I still get angry and frustrated from time to time at work but the instruction to “breathe and relax” and occasionally using sighs like the beginning of the meditations helps mitigate the anger and physiological response.

I’ve also been using the principles of the relaxation techniques along with Feldenkrais principles in my physical job. When carrying a load of stuff I notice if there are any unnecessary tensions and ask myself “is it possible to relax a bit in this situation?” These help to reduce the effort I use and are attempts to achieve equanimity in a difficult situation. One of the major things I learned from a Feldenkrais singing book is “realising intent without effort,” and the questions above are an invitation to not try so hard. I certainly need a great deal of strength in my job but each repetition is an opportunity to reduce the amount of effort I need in order to become more and more efficient so as to reduce injury and make the work easier to do. Breathing freely is a major part of this and if you can breath freely whilst doing something difficult that’s already half the job.

All this stuff of course applies to my improvised theatre classes.
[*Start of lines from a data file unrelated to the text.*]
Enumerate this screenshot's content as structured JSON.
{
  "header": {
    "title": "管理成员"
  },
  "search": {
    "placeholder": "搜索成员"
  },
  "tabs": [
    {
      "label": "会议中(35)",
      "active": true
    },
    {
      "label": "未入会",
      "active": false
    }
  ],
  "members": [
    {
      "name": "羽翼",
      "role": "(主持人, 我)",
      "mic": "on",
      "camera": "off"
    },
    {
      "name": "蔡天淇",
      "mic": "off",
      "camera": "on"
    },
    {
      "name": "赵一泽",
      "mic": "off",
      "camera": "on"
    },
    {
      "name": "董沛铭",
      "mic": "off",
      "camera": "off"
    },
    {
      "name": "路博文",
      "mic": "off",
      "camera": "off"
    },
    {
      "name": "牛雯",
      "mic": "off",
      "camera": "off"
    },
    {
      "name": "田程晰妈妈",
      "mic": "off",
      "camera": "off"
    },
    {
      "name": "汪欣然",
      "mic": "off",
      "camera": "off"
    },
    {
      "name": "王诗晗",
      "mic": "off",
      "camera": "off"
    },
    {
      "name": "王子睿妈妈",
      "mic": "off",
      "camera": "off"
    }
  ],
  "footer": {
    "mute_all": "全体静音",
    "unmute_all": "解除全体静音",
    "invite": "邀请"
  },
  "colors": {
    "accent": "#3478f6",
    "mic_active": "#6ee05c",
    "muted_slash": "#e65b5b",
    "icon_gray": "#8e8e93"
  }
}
A lot of what we do to warm up (body scan, letting the floor support you, breathing into tension) is designed to reduce physical tension and enable us to deal with anxiety/nervousness/self-consciousness more skillfully when it appears.

I haven’t quite been able to apply it as effectively to my singing practice mostly because I’m not learned enough to distinguish the needed tensions versus the unneeded ones. Some of the tensions are obvious like the frowning and shoulder raising, but I believe my senstivity isn’t quite there in terms of in and around the throat area.

I wonder what other areas I can apply this too…

*Repetitive Strain Injury. Unfortunately prevalent amongst musicians. I have had it in the past from playing the piano and later from smartphone use.